(Beginning of Data records)

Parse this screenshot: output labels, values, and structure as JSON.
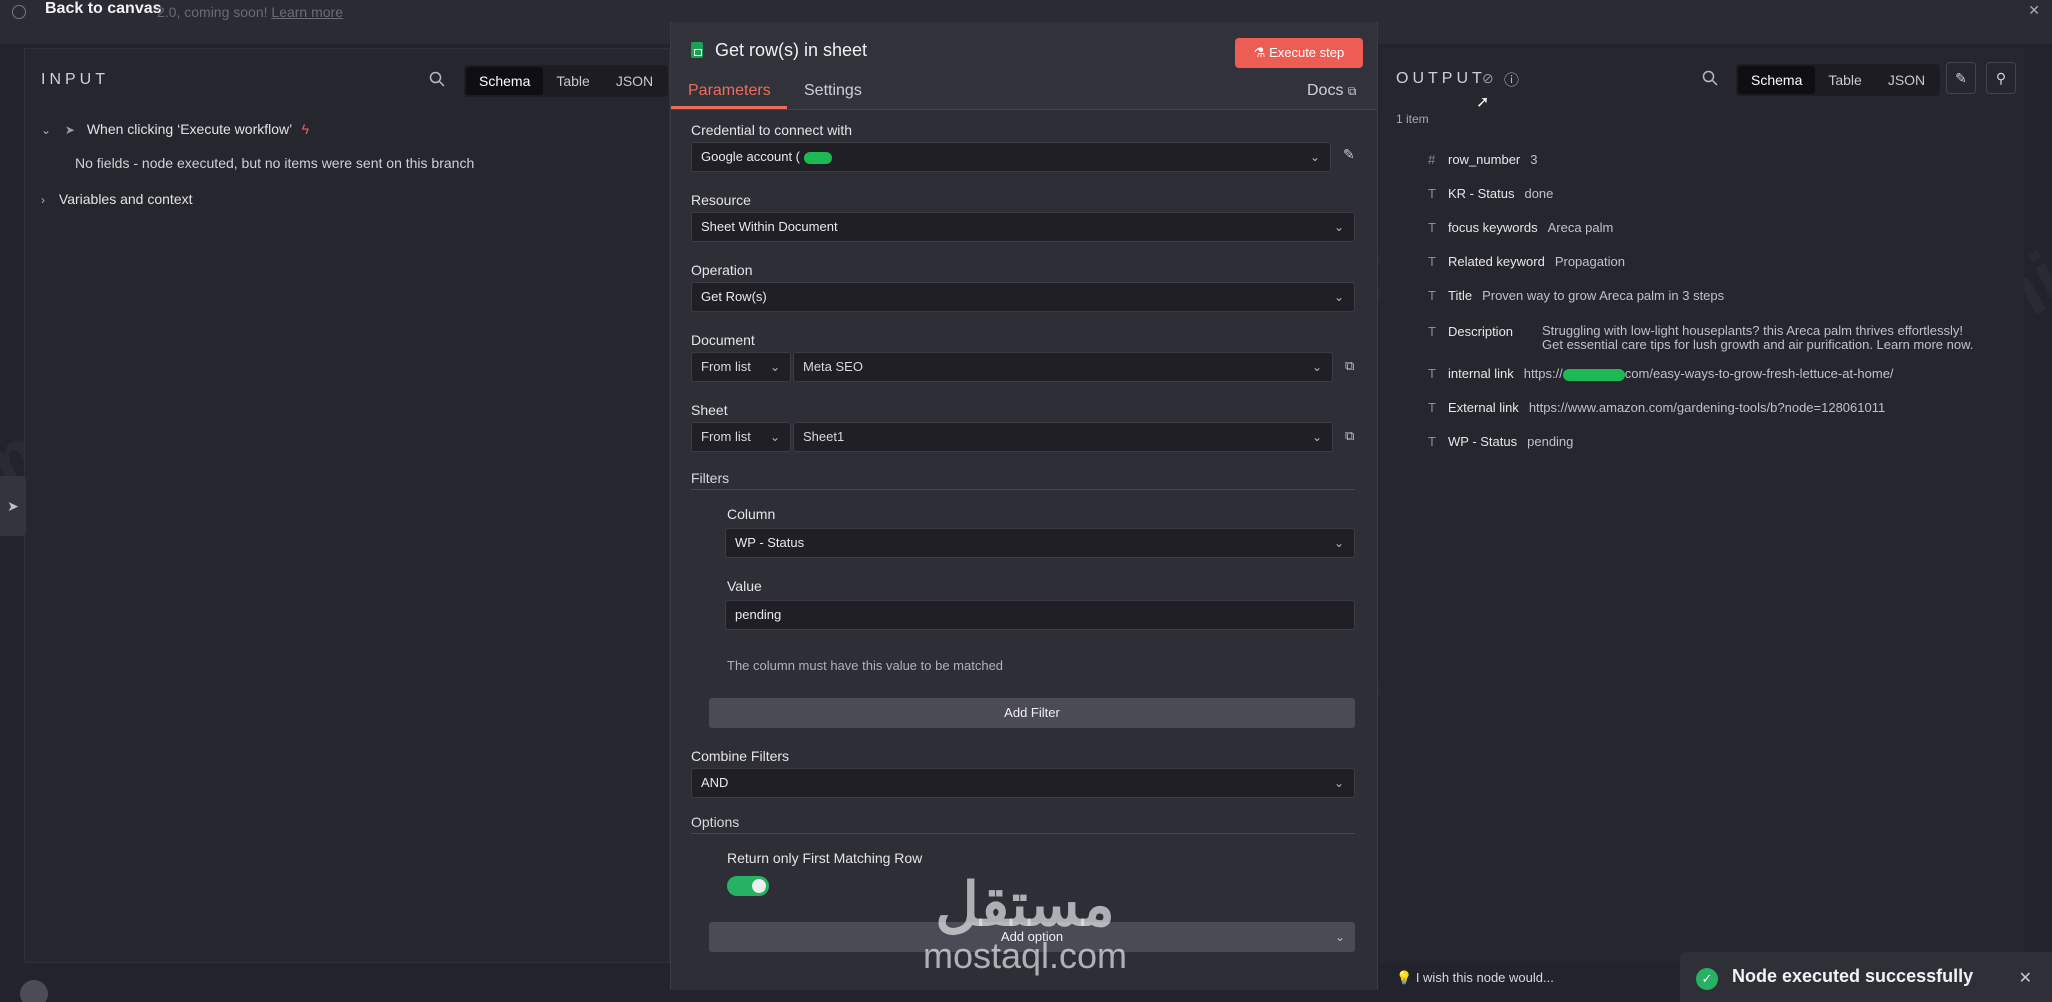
{
  "topbar": {
    "back_label": "Back to canvas",
    "coming_text": "2.0, coming soon!",
    "learn_more": "Learn more"
  },
  "input_panel": {
    "title": "INPUT",
    "tabs": [
      "Schema",
      "Table",
      "JSON"
    ],
    "trigger": "When clicking ‘Execute workflow’",
    "no_fields": "No fields - node executed, but no items were sent on this branch",
    "variables": "Variables and context"
  },
  "dialog": {
    "title": "Get row(s) in sheet",
    "execute_label": "Execute step",
    "tab_parameters": "Parameters",
    "tab_settings": "Settings",
    "docs": "Docs",
    "credential_label": "Credential to connect with",
    "credential_value": "Google account (",
    "resource_label": "Resource",
    "resource_value": "Sheet Within Document",
    "operation_label": "Operation",
    "operation_value": "Get Row(s)",
    "document_label": "Document",
    "document_mode": "From list",
    "document_value": "Meta SEO",
    "sheet_label": "Sheet",
    "sheet_mode": "From list",
    "sheet_value": "Sheet1",
    "filters_label": "Filters",
    "column_label": "Column",
    "column_value": "WP - Status",
    "value_label": "Value",
    "value_value": "pending",
    "value_hint": "The column must have this value to be matched",
    "add_filter": "Add Filter",
    "combine_label": "Combine Filters",
    "combine_value": "AND",
    "options_label": "Options",
    "first_match_label": "Return only First Matching Row",
    "first_match_on": true,
    "add_option": "Add option"
  },
  "output_panel": {
    "title": "OUTPUT",
    "tabs": [
      "Schema",
      "Table",
      "JSON"
    ],
    "count": "1 item",
    "rows": [
      {
        "type": "#",
        "key": "row_number",
        "value": "3"
      },
      {
        "type": "T",
        "key": "KR - Status",
        "value": "done"
      },
      {
        "type": "T",
        "key": "focus keywords",
        "value": "Areca palm"
      },
      {
        "type": "T",
        "key": "Related keyword",
        "value": "Propagation"
      },
      {
        "type": "T",
        "key": "Title",
        "value": "Proven way to grow Areca palm in 3 steps"
      },
      {
        "type": "T",
        "key": "Description",
        "value": "Struggling with low-light houseplants? this Areca palm thrives effortlessly!",
        "value2": "Get essential care tips for lush growth and air purification. Learn more now."
      },
      {
        "type": "T",
        "key": "internal link",
        "value_pre": "https://",
        "value": "com/easy-ways-to-grow-fresh-lettuce-at-home/"
      },
      {
        "type": "T",
        "key": "External link",
        "value": "https://www.amazon.com/gardening-tools/b?node=128061011"
      },
      {
        "type": "T",
        "key": "WP - Status",
        "value": "pending"
      }
    ]
  },
  "bottom": {
    "wish": "I wish this node would...",
    "toast": "Node executed successfully"
  },
  "watermark": {
    "text": "mohmaed amin",
    "logo_ar": "مستقل",
    "logo_en": "mostaql.com"
  },
  "colors": {
    "accent": "#ee6b5f",
    "execute": "#ee5d54",
    "success": "#27b164"
  }
}
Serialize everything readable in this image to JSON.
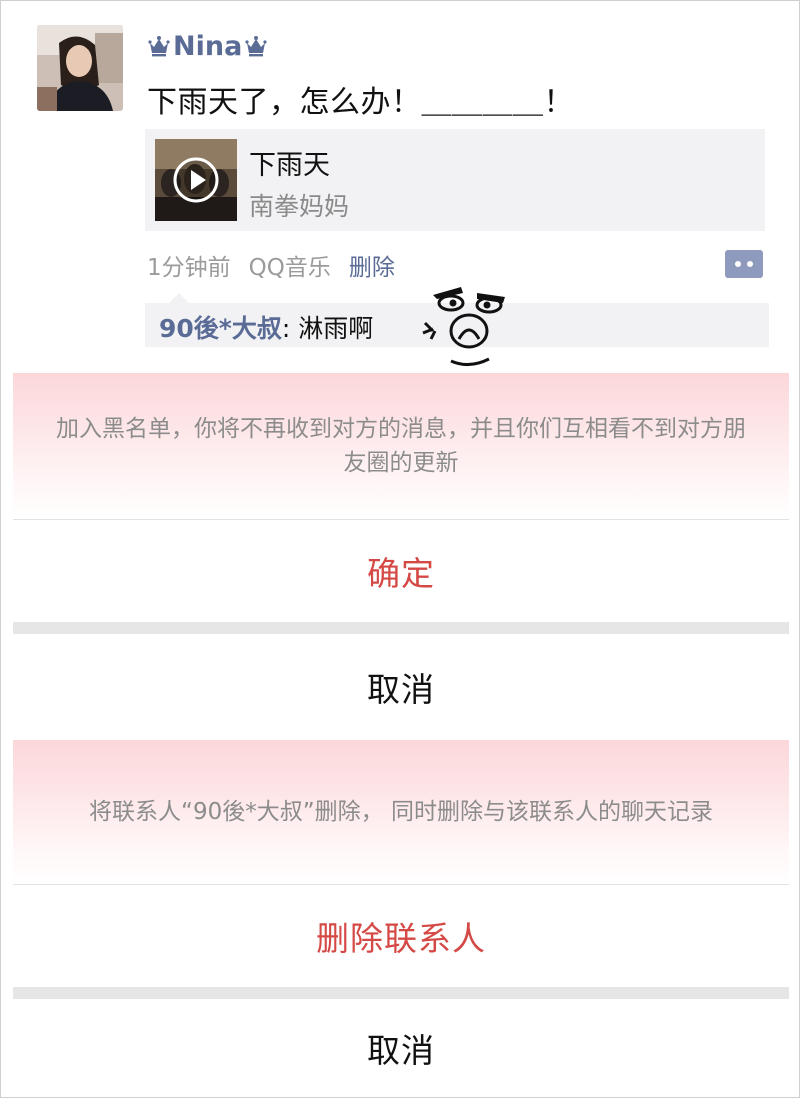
{
  "post": {
    "username": "Nina",
    "text": "下雨天了，怎么办！＿＿＿＿！",
    "music": {
      "title": "下雨天",
      "artist": "南拳妈妈"
    },
    "meta": {
      "time": "1分钟前",
      "source": "QQ音乐",
      "delete_label": "删除"
    },
    "comment": {
      "user": "90後*大叔",
      "separator": ": ",
      "text": "淋雨啊"
    },
    "icons": {
      "crown": "crown-icon",
      "play": "play-icon",
      "comment": "comment-icon"
    }
  },
  "sheets": [
    {
      "message": "加入黑名单，你将不再收到对方的消息，并且你们互相看不到对方朋友圈的更新",
      "confirm_label": "确定",
      "cancel_label": "取消"
    },
    {
      "message": "将联系人“90後*大叔”删除， 同时删除与该联系人的聊天记录",
      "confirm_label": "删除联系人",
      "cancel_label": "取消"
    }
  ],
  "colors": {
    "name_link": "#5a6b96",
    "danger": "#d44945",
    "sheet_tint": "#fcd7da",
    "separator": "#e6e6e6"
  }
}
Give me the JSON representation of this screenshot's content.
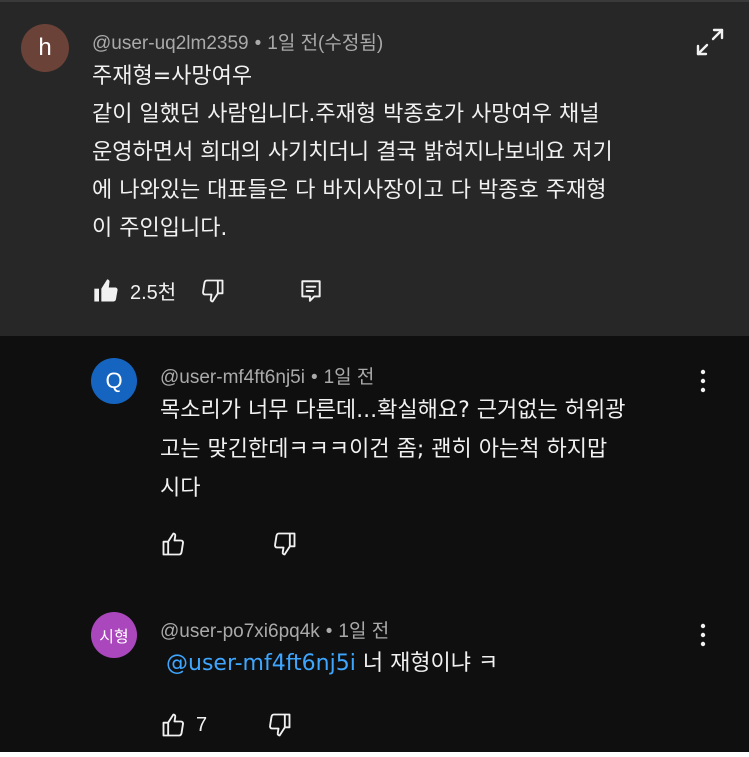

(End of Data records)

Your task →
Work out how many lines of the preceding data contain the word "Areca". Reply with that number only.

Task output →
3